[[ Data extracts, beginning ]]

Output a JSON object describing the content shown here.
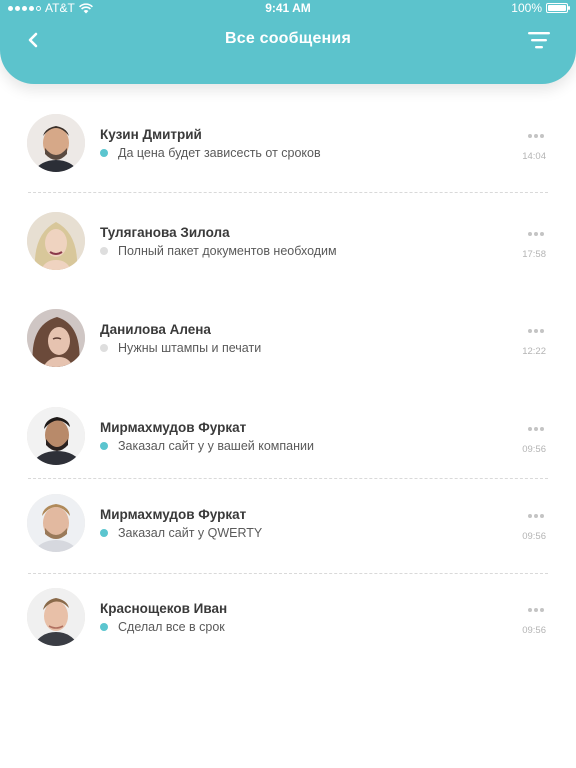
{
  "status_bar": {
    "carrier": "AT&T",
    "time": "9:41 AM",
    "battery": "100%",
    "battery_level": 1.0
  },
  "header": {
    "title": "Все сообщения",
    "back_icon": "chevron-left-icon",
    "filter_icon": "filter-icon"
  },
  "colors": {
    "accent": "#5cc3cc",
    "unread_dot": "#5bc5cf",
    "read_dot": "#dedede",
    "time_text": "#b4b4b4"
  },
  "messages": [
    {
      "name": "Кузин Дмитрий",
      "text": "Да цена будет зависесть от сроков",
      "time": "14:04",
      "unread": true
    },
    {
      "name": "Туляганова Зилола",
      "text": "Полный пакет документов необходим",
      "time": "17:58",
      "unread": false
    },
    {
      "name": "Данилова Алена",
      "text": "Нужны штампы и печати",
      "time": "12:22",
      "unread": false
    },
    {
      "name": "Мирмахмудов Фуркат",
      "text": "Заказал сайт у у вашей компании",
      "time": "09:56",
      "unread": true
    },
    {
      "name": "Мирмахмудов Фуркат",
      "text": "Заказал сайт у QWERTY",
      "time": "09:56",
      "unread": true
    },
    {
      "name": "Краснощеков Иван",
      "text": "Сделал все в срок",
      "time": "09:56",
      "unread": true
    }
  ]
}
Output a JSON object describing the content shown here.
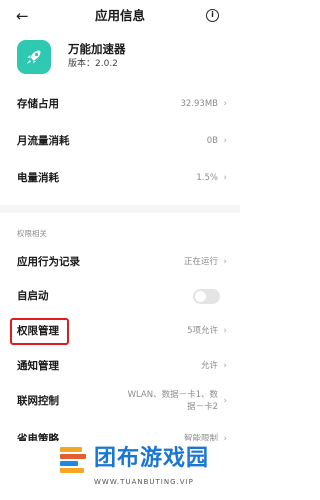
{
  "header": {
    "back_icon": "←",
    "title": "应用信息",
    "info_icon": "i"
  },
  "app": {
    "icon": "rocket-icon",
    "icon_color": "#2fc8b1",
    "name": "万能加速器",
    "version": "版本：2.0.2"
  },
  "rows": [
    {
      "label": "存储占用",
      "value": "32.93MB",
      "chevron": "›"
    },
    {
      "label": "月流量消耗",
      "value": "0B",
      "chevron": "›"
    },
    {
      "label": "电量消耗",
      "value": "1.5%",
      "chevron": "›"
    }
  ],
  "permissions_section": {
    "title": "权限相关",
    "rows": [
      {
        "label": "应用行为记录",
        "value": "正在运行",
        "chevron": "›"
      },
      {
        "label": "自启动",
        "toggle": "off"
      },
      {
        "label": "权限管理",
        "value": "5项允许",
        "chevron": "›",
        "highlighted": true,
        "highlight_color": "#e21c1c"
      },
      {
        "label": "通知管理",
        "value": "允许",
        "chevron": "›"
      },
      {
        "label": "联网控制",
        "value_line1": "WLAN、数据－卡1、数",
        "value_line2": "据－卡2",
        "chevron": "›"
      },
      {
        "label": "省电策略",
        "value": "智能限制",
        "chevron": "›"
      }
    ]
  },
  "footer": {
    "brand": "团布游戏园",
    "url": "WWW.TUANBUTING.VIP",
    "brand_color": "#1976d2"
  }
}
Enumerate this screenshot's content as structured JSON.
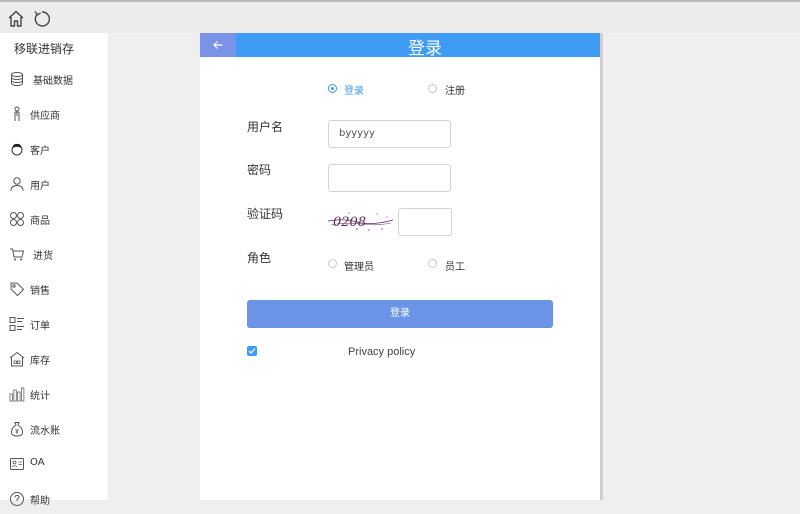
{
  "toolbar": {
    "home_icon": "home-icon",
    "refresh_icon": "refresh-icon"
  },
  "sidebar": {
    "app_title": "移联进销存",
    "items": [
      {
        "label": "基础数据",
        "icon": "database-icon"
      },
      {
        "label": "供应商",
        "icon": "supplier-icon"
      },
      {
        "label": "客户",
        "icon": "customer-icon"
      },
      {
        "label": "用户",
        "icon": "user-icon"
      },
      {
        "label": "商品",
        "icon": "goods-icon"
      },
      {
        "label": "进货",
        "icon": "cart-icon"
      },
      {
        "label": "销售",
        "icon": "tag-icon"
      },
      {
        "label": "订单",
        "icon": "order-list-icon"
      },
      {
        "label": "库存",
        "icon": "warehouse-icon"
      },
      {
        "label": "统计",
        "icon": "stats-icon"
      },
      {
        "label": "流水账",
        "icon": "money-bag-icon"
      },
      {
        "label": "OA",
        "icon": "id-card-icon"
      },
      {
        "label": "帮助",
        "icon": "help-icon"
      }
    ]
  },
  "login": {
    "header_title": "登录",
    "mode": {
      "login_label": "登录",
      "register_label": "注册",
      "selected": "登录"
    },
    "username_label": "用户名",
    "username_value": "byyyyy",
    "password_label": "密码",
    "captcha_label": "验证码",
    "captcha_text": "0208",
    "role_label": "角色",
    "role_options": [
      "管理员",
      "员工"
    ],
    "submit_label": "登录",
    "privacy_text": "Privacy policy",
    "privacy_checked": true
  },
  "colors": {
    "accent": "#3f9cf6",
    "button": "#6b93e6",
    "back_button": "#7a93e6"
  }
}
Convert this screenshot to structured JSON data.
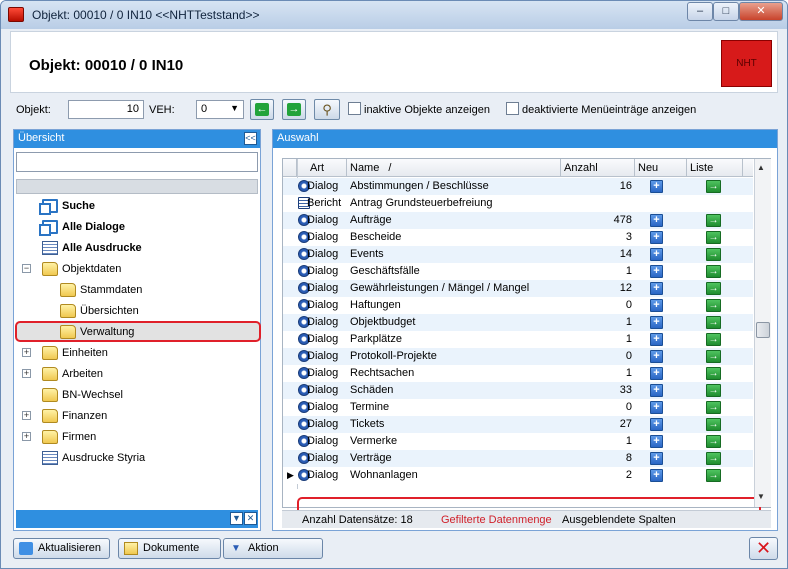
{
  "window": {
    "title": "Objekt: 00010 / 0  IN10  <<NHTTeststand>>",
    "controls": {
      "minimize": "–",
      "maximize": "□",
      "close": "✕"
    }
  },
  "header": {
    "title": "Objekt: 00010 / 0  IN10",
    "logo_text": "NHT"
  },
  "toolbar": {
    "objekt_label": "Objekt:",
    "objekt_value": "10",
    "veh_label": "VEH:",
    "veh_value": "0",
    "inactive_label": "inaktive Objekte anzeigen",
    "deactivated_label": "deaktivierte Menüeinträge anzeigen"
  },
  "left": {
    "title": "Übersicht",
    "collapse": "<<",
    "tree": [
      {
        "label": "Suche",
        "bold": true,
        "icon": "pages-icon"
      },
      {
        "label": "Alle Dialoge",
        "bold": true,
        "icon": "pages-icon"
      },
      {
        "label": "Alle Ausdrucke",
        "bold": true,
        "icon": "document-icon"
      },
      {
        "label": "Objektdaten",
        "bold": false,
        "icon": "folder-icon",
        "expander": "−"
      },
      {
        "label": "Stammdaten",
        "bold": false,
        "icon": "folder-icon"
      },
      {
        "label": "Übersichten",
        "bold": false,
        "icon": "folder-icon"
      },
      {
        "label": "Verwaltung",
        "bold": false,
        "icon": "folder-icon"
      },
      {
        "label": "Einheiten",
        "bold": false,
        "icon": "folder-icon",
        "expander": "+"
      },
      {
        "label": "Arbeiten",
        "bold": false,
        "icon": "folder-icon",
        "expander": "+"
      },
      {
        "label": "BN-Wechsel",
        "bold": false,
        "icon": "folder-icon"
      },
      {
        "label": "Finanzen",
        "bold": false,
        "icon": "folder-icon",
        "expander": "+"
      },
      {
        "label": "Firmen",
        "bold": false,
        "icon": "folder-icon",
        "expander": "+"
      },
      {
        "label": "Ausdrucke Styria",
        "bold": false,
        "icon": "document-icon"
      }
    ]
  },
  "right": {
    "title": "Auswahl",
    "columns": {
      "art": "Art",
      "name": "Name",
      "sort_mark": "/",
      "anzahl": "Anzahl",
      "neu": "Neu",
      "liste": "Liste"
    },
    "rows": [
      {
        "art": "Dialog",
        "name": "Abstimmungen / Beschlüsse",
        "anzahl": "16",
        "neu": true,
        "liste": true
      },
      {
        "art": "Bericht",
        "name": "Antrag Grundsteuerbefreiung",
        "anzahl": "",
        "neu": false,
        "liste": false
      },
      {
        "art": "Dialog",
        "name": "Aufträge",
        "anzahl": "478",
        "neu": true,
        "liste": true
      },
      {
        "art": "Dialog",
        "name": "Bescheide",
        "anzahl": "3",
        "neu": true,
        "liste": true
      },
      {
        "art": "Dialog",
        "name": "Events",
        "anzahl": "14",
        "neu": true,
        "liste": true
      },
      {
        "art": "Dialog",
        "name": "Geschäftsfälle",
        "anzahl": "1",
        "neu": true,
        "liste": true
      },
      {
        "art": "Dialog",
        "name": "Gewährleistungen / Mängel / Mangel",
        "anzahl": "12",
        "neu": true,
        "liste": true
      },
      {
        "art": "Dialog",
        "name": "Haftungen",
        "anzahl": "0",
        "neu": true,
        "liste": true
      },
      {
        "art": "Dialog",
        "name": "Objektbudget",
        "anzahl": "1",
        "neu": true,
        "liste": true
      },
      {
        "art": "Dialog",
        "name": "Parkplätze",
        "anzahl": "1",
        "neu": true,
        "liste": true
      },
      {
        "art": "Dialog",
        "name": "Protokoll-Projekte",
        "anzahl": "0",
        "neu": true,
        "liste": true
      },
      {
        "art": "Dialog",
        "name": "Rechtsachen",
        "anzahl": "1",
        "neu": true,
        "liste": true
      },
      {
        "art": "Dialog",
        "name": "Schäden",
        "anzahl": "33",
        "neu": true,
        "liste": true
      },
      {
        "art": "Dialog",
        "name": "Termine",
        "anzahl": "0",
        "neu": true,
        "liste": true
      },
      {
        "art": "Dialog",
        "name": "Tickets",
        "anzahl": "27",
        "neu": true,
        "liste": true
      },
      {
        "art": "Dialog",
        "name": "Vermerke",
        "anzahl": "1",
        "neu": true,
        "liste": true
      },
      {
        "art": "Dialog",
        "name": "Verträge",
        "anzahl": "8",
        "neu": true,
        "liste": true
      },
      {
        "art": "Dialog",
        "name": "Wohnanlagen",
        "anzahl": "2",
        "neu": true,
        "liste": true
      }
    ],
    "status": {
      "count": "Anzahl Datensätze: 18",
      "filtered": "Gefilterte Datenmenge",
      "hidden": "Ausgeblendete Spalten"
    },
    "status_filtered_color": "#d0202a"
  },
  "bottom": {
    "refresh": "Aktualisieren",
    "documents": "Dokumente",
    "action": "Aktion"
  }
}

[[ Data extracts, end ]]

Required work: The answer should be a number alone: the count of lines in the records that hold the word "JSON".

Task response: 4